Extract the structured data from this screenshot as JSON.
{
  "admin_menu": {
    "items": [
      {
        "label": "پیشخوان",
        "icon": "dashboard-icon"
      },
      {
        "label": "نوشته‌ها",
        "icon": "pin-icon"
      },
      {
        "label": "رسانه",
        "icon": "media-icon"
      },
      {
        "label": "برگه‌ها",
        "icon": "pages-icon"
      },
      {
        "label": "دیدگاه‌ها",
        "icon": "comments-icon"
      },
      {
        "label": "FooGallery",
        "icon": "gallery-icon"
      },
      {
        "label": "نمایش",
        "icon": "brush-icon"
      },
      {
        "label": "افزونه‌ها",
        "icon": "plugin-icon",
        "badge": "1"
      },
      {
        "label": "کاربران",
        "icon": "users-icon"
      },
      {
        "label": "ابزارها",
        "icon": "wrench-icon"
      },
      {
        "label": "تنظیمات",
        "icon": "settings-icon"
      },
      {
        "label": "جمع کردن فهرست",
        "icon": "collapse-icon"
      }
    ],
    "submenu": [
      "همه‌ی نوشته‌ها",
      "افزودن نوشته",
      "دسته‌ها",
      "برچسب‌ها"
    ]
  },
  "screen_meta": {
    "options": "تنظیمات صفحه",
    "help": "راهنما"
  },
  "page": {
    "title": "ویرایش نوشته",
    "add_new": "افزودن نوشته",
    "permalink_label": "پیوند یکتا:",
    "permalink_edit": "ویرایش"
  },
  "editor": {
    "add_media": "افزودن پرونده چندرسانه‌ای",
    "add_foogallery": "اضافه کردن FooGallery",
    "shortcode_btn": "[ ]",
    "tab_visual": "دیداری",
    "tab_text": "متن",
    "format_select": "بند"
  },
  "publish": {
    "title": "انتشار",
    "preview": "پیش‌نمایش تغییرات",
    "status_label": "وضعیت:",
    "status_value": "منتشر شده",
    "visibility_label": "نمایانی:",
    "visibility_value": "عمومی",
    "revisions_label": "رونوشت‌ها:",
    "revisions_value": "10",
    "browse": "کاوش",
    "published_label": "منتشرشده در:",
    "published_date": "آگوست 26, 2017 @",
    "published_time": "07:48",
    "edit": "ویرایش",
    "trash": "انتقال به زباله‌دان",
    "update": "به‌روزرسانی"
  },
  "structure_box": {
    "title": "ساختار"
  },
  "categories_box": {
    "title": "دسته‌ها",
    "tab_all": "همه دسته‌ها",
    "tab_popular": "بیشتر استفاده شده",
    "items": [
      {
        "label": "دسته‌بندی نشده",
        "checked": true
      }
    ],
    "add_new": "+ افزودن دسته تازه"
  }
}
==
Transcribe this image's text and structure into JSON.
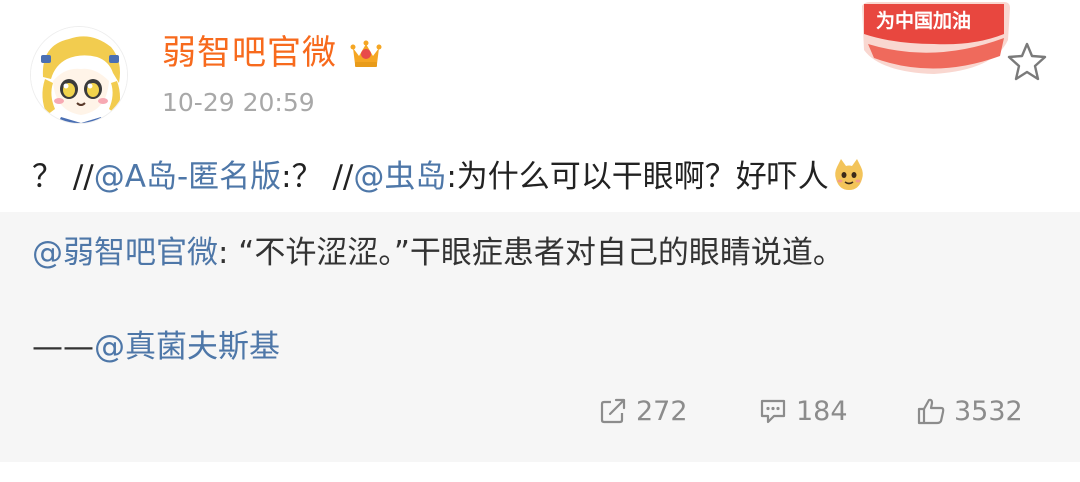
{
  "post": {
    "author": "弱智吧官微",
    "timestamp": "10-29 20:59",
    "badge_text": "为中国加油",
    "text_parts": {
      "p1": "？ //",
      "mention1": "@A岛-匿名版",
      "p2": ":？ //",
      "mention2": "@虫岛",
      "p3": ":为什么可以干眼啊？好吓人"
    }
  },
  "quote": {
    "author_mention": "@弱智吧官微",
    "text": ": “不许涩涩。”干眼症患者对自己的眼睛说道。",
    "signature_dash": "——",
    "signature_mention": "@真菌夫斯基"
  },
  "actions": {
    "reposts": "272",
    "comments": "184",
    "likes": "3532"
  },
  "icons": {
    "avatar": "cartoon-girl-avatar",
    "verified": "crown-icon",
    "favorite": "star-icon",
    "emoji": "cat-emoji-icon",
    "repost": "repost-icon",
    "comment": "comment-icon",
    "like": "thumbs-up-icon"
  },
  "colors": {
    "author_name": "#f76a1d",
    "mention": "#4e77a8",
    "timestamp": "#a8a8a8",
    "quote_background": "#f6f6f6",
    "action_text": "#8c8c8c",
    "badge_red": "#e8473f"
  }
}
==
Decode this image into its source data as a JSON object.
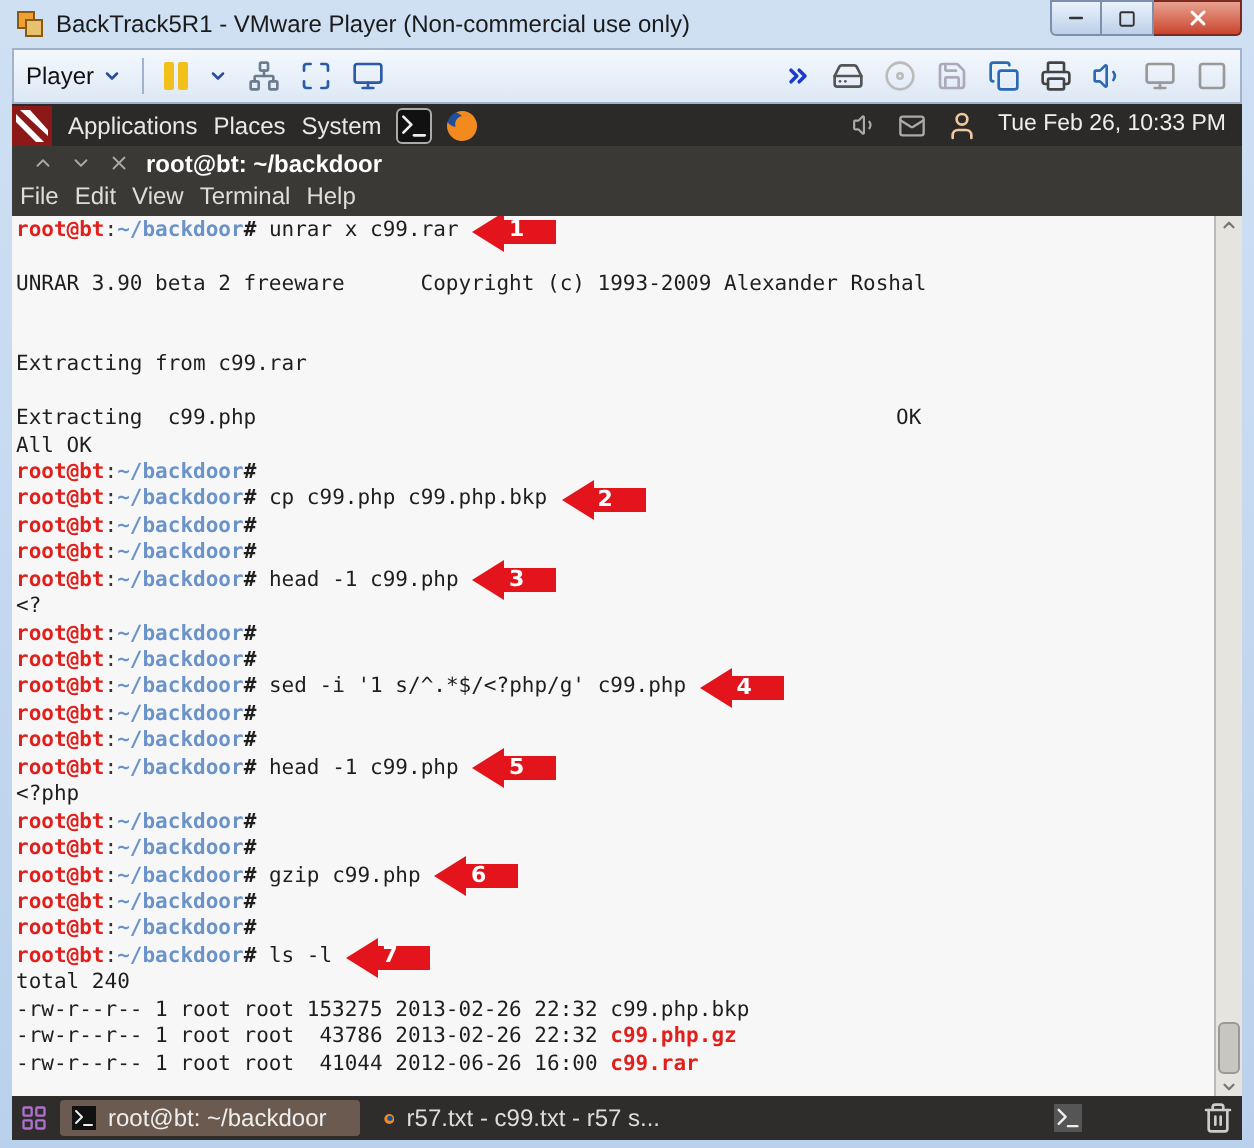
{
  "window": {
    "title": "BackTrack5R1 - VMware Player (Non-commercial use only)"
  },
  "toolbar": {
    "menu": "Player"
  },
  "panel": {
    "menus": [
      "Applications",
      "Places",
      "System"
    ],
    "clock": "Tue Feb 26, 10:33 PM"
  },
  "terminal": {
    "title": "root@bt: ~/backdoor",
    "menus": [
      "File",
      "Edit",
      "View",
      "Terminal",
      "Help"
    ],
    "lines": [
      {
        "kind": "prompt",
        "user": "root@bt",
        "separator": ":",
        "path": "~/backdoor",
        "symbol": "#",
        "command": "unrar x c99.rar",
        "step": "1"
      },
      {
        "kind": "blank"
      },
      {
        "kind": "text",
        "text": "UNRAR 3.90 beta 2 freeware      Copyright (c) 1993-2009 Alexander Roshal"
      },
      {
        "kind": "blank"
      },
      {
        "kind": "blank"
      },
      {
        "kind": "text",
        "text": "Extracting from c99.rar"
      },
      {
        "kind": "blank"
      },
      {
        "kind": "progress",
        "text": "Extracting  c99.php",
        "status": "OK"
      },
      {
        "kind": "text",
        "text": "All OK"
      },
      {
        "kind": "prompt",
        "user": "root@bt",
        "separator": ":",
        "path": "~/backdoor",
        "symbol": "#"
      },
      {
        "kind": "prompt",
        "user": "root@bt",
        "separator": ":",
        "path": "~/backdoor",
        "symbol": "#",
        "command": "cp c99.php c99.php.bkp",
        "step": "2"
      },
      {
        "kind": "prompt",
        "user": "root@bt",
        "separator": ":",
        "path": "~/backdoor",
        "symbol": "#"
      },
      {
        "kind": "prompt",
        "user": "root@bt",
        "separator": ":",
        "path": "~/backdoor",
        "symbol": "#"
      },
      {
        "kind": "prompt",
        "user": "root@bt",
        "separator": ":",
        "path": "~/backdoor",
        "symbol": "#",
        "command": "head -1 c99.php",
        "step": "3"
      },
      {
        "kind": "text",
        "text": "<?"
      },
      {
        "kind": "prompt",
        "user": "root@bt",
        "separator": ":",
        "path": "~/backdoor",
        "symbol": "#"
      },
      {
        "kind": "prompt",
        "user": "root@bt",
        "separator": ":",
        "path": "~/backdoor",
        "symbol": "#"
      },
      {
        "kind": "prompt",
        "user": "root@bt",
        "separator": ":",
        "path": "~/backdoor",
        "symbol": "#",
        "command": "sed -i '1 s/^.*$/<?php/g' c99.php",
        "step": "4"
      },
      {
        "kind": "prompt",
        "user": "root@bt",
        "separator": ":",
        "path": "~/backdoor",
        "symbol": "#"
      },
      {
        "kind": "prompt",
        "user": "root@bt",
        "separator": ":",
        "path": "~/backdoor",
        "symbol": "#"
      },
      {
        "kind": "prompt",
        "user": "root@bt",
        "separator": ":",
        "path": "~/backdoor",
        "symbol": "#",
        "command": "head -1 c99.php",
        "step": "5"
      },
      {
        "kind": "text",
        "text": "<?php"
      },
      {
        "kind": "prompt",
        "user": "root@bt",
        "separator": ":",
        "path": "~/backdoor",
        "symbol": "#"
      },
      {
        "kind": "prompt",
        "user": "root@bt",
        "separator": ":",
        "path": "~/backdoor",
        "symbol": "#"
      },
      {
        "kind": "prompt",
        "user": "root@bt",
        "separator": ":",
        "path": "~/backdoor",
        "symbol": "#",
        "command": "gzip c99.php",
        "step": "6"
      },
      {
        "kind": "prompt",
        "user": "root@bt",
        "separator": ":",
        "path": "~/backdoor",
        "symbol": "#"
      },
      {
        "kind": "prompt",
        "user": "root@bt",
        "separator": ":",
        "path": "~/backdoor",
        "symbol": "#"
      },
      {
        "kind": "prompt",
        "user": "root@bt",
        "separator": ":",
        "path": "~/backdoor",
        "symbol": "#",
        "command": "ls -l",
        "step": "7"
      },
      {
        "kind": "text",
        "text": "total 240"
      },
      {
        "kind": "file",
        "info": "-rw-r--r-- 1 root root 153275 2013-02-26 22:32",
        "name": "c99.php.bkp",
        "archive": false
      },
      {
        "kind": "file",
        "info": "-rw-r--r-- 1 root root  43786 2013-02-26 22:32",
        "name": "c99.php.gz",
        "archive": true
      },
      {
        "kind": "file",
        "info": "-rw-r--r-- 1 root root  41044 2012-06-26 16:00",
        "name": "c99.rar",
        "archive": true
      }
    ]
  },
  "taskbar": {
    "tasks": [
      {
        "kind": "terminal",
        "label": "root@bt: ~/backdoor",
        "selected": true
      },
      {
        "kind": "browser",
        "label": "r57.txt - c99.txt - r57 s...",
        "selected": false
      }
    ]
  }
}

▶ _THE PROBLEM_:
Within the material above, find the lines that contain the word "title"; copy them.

▶ _ANSWER SECTION_:
    "title": "ویرایش نوشته",
    "title": "انتشار",
    "title": "ساختار"
    "title": "دسته‌ها",
    "title": "BackTrack5R1 - VMware Player (Non-commercial use only)"
    "title": "root@bt: ~/backdoor",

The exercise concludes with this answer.